Why Should Physicians Be Interested in One Health?

By James M. Hughes, MD, FIDSA


Alert health professionals (physicians, veterinarians, laboratorians, public health officials) have played important roles in initial recognition of new and emerging infectious diseases over the past 40 years.  Reviews of the historical experience indicate that approximately two-thirds of such diseases are vectorborne or zoonotic diseases and represent cross-species transmission events.  In addition, the majority of Category A biothreat agents represent zoonotic pathogens.  Current trends in the 13 factors identified by the Institute of Medicine (IOM) as contributing to disease emergence are operating in favor of the microbes, ensuring that new infectious diseases will continue to arise (SARS and H5N1, pandemic H1N1, and swine H3N2 influenza come to mind as recent examples), and long recognized diseases will continue to appear in new geographic areas (West Nile, monkeypox, and Chikungunya are recent noteworthy examples). 

Hot spots for emergence of new diseases have been identified; many of these are in areas of environmental degradation, rainforest intrusion, and deforestation.  Until more progress is made in identifying and intervening to prevent cross-species transmission of new agents from animal reservoirs (especially wildlife), humans are likely to remain sentinels for disease emergence and health workers are likely to continue to play important roles in the initial recognition of new diseases.

The veterinary medical community deserves credit for generating interest in the importance of a One Health approach involving transdisciplinary collaboration and opening communication channels across professional categories.  Physicians who are interested in or involved with influenza, antimicrobial resistance, healthcare-associated infections, foodborne diseases, blood, organ, and tissues safety, pathogen discovery, biosafety or biosecurity programs, or bioterrorism preparedness should be supportive and willing to reach out to veterinary medical colleagues.  When the SARS pandemic was recognized in early 2003, CDC investigators soon realized that the veterinary community was much more knowledgeable about coronavirus infections than those of us involved in human medicine and public health.

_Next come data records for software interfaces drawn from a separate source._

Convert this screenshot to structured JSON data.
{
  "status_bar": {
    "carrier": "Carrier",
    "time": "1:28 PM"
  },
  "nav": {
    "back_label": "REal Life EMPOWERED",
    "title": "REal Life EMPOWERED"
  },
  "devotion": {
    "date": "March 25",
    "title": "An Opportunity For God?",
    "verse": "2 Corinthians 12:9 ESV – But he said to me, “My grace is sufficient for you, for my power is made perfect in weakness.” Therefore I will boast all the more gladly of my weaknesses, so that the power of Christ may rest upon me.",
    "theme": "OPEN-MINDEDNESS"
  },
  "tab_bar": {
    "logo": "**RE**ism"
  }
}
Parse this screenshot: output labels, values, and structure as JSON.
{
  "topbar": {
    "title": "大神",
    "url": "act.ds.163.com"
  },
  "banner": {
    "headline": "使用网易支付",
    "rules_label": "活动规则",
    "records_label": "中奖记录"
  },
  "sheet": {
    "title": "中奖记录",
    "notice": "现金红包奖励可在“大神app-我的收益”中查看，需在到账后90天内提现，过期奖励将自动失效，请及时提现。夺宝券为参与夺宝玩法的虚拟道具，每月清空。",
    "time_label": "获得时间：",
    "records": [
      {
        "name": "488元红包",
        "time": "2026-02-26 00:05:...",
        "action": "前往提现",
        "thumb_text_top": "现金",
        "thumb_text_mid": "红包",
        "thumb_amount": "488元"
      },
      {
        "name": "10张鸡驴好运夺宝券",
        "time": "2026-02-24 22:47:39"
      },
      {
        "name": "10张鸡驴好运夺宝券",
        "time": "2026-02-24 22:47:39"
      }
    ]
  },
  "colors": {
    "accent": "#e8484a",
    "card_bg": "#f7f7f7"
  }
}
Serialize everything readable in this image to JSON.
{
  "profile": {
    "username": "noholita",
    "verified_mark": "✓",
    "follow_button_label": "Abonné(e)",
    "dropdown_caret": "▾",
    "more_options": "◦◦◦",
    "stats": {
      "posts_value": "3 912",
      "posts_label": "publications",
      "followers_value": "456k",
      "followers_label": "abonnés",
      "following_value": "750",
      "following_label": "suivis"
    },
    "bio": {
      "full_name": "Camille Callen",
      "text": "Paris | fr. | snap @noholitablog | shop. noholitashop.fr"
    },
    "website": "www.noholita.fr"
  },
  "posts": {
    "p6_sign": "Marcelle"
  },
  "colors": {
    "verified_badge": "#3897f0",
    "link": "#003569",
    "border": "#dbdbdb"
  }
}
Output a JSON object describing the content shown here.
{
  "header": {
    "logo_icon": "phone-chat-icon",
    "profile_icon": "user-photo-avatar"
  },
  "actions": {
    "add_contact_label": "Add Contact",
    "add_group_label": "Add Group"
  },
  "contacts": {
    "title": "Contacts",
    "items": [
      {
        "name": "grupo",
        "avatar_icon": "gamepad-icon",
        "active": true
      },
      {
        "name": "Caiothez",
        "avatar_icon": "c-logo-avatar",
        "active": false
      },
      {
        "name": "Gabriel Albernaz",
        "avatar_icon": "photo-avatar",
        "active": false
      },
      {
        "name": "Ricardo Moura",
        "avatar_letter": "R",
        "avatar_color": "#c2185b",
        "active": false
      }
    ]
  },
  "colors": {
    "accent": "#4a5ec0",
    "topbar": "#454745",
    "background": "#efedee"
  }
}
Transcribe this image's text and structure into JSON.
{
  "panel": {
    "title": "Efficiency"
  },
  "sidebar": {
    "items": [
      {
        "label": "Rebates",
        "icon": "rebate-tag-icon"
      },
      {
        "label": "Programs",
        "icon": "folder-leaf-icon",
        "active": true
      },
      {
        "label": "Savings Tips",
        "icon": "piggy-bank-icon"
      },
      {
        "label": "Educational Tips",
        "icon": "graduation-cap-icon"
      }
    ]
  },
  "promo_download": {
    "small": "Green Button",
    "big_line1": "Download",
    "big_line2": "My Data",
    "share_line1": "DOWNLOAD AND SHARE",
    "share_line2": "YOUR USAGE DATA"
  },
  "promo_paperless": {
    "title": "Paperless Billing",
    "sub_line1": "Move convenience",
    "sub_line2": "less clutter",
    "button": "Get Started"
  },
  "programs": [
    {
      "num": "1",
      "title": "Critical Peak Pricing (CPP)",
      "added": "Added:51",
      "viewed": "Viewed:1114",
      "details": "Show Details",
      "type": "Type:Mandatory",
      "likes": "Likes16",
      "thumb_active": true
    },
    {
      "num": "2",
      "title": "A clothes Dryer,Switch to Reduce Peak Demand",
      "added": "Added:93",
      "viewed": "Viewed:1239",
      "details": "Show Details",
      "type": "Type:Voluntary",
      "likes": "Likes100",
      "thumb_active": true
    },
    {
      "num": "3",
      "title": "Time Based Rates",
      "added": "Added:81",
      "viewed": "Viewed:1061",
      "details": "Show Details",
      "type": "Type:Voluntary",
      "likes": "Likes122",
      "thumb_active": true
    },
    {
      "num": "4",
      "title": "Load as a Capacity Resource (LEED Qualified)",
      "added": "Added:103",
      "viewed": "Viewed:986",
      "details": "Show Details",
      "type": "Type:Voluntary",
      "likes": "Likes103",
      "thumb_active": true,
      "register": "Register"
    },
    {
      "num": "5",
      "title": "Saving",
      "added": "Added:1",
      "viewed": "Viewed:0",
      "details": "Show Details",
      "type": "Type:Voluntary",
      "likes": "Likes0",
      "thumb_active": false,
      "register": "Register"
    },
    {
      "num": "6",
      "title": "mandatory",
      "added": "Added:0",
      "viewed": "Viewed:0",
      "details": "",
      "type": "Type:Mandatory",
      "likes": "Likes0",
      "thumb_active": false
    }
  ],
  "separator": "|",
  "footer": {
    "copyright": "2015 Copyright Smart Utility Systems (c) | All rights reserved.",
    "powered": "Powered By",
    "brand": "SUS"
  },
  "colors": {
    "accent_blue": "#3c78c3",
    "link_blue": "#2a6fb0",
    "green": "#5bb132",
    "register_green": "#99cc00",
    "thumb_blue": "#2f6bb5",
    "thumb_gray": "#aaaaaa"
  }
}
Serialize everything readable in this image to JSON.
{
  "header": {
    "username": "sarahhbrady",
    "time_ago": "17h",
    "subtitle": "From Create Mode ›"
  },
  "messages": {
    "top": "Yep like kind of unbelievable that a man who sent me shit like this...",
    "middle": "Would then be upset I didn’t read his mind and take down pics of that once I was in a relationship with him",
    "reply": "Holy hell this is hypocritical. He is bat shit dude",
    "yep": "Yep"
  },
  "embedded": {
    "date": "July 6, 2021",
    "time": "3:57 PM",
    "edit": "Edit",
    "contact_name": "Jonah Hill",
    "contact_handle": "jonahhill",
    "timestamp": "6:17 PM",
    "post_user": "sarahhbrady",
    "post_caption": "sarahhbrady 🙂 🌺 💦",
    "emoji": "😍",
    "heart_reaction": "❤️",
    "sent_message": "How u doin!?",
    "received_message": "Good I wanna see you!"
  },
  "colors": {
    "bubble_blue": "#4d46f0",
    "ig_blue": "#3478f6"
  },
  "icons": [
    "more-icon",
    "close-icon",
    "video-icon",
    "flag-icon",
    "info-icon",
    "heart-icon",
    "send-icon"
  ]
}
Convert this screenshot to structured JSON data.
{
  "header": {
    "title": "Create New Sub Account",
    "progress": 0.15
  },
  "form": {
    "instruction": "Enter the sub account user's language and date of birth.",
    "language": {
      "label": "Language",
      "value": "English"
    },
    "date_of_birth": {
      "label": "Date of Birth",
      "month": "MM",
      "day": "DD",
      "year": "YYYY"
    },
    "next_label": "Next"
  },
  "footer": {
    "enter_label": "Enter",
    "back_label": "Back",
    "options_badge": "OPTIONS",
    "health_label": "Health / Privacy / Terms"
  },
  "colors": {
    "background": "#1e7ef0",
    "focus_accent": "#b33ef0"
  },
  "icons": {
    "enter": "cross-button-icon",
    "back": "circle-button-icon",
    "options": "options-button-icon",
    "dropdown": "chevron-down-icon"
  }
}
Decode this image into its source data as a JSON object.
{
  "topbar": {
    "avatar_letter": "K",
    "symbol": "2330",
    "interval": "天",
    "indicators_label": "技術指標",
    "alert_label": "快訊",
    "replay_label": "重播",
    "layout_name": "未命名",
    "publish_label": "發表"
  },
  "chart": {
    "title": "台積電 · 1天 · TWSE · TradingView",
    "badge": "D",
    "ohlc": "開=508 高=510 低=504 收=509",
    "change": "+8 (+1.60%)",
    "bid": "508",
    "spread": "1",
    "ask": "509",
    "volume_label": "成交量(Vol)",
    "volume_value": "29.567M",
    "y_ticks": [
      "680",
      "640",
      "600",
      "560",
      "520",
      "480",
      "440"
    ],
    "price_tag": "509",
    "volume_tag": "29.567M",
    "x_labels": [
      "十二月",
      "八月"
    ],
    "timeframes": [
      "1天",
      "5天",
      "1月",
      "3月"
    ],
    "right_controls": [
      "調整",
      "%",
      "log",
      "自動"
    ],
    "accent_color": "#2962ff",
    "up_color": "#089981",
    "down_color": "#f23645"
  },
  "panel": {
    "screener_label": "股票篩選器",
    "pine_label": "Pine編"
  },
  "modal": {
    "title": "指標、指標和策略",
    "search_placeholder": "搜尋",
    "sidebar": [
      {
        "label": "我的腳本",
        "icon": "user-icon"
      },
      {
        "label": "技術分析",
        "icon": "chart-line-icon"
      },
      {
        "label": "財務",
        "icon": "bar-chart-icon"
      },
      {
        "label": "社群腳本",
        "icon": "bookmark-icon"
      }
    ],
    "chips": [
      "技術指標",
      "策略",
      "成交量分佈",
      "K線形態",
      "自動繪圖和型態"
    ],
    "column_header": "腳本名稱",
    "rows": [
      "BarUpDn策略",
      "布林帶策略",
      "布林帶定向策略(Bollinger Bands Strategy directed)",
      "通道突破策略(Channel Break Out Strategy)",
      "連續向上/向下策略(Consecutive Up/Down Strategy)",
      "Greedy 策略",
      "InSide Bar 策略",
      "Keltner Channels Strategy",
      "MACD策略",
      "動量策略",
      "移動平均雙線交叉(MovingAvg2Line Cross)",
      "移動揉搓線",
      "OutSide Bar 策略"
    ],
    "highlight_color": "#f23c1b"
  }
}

In addition to physicians working in public health, those focused on family medicine, emergency medicine, infectious diseases, occupational medicine, and preventive medicine come to mind as physician specialty groups who should have a vested interest in One Health issues and approaches.  When taking a history from a patient with an unexplained febrile illness, it is important to elicit information about occupational and environmental exposures (including hobbies), recent domestic and foreign travel, and pet and wildlife exposure as the responses may provide important clues to the diagnosis or suggest the need for consultation with experts in other disciplines.  As efforts continue to add polio and guinea worm to the list of eradicated diseases, the medical and public heath communities should recognize the recent success of the veterinary community in the eradication of rinderpest and determine whether lessons were learned that may be relevant to ongoing efforts to eradicate other diseases. 

At the policy level, the White House released for the first time a National Strategy for Biosurveillance in July, 2012 calling for an all hazards approach to improving situational awareness and strengthened early detection capabilities for threats to or adverse events in humans, animals, and plants.  Recognizing the importance of emerging microbial threats and problems arising at the human, animal, ecosystem interface, medical and public health schools and many professional societies have an important role to play in education of their students and members regarding the importance of interdisciplinary communication and collaboration.

Graciously submitted to One Health Initiative website December 3, 2012 by: 

James M. Hughes, MD, FIDSA, Professor of Medicine (Infectious Diseases) and Public Health (Global Health), School of Medicine, Rollins School of Public Health, Emory University, 1462 Clifton Rd. NE, Suite 446, Mail 1370/004/1AD, Atlanta, GA 30322 (USA), (404) 727-3113, (404) 712-2557 (Fax),

Dr. Hughes is a member of the One Health Initiative Autonomous pro bono Team’s Honorary Advisory Board and the Boards of Directors of the One Health Commission and the EcoHealth Alliance  He is also a past president of the Infectious Diseases Society of America.